Task details
Tally the lines below that include the string "JSON". Reply with the total only.

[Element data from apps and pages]

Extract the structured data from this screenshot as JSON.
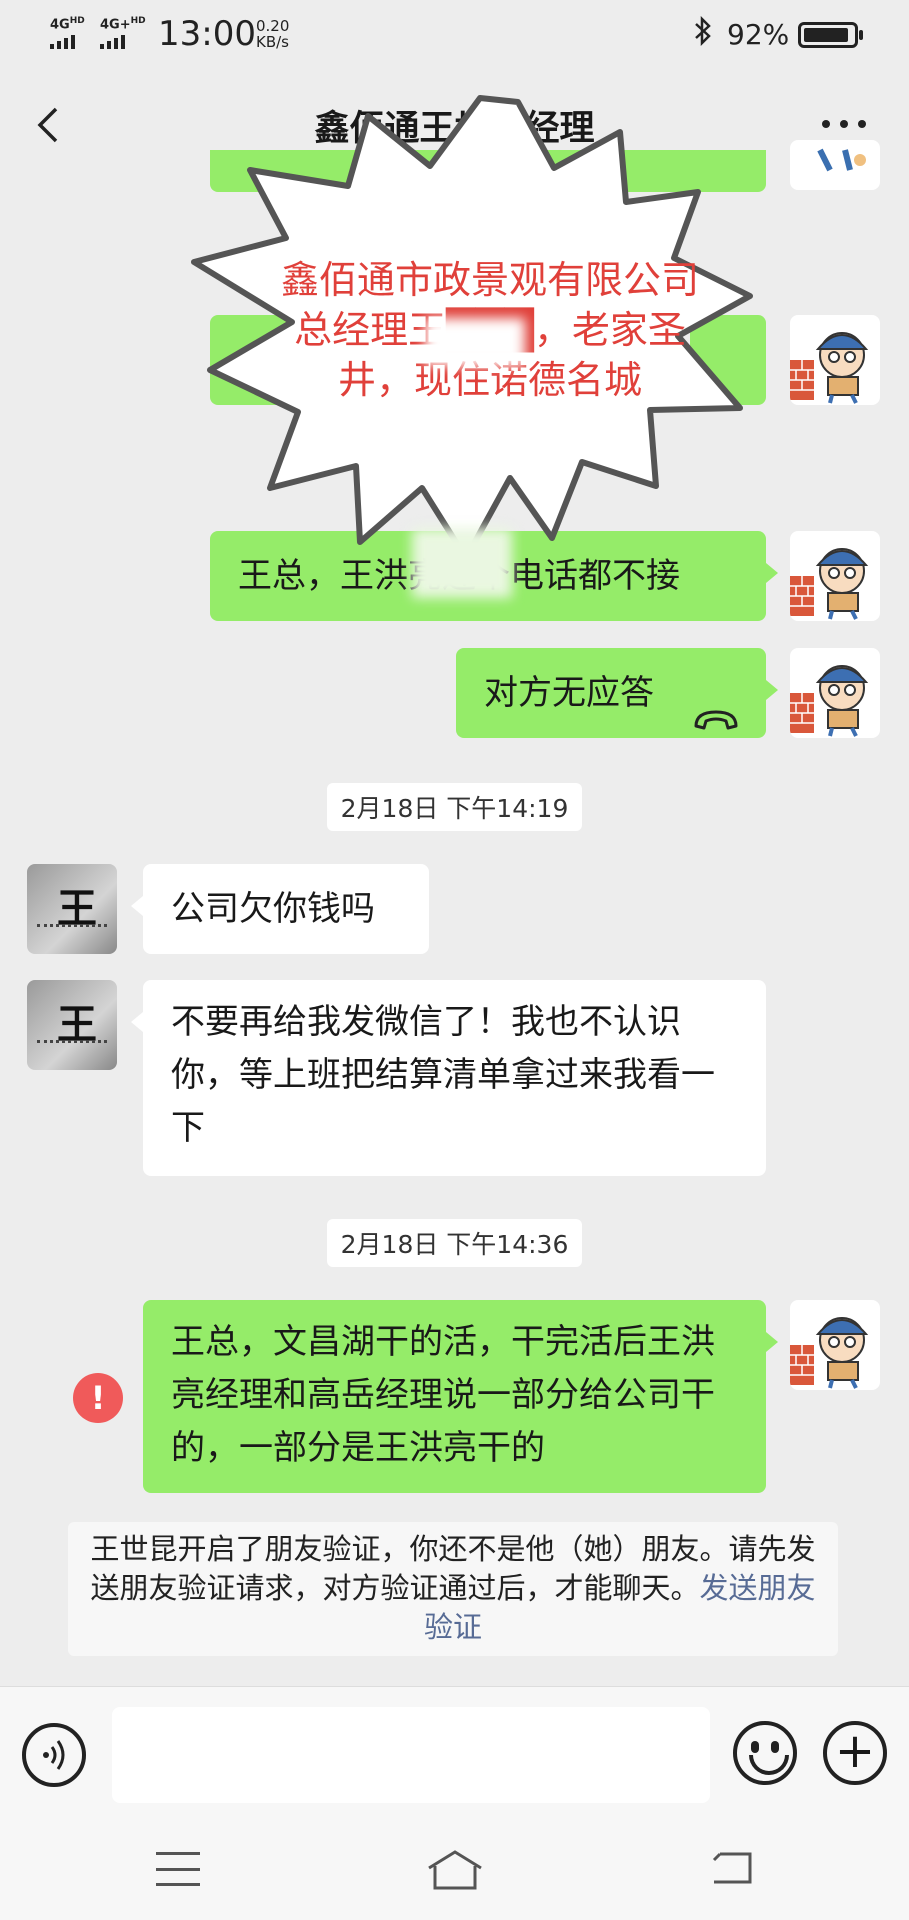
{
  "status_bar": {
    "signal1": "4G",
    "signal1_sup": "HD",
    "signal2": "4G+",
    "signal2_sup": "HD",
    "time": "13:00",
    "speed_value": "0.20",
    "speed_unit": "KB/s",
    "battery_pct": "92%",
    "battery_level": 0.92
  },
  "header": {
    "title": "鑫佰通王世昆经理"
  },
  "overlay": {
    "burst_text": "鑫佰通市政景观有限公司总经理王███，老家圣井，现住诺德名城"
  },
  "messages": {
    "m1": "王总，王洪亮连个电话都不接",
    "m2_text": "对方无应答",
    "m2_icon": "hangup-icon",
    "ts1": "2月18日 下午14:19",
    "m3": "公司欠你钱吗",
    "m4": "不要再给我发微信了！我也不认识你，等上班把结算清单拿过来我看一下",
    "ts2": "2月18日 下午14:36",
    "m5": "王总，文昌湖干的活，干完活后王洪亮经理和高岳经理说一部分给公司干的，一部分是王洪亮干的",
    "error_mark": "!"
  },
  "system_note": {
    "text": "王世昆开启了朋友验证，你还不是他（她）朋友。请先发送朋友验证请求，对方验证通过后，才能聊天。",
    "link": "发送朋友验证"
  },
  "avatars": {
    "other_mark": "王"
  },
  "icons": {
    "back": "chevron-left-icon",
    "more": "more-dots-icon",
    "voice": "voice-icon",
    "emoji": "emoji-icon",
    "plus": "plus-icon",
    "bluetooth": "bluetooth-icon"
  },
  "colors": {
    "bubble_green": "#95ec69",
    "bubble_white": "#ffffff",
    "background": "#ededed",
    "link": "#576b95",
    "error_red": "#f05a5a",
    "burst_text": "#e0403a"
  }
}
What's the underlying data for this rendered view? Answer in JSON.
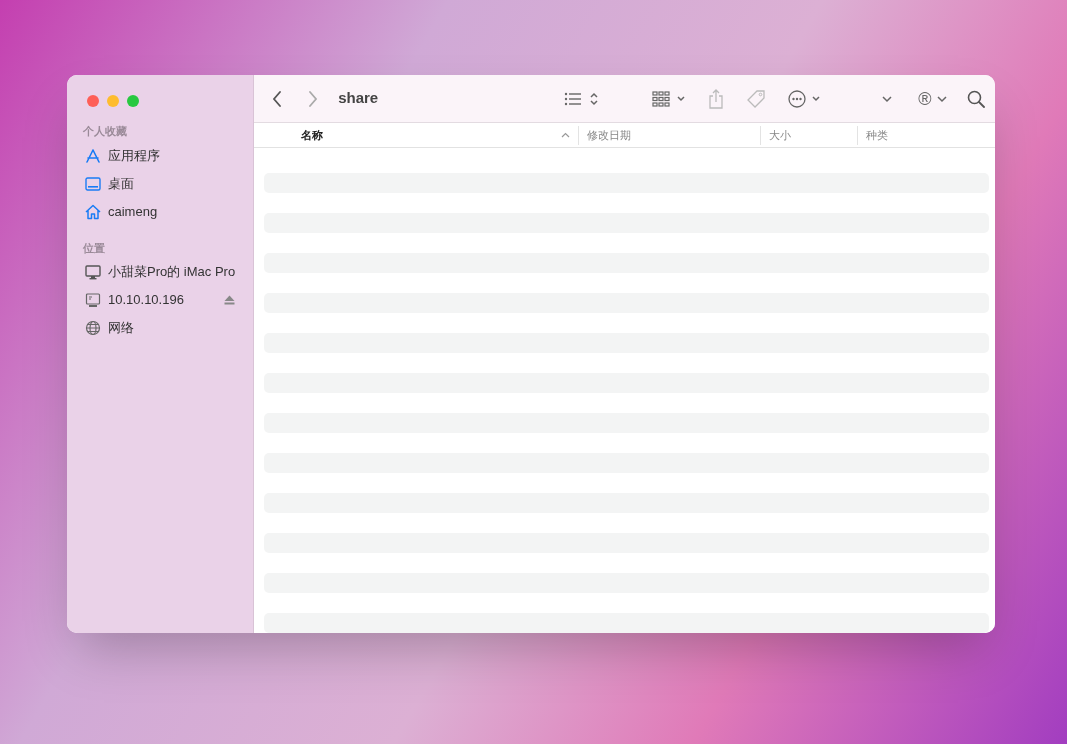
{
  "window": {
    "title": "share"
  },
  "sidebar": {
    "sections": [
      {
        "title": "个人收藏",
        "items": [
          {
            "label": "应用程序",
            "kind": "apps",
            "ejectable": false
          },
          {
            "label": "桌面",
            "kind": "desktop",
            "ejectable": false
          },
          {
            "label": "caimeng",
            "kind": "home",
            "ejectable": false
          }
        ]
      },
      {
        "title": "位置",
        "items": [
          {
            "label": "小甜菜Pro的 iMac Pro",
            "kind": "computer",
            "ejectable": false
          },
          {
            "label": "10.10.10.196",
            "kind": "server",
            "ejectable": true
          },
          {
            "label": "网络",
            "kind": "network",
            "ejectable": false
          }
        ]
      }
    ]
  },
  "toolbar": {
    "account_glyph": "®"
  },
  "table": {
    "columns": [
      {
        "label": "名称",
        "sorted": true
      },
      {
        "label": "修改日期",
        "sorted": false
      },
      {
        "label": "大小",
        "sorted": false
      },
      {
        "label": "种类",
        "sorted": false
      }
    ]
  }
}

Solution for this task
2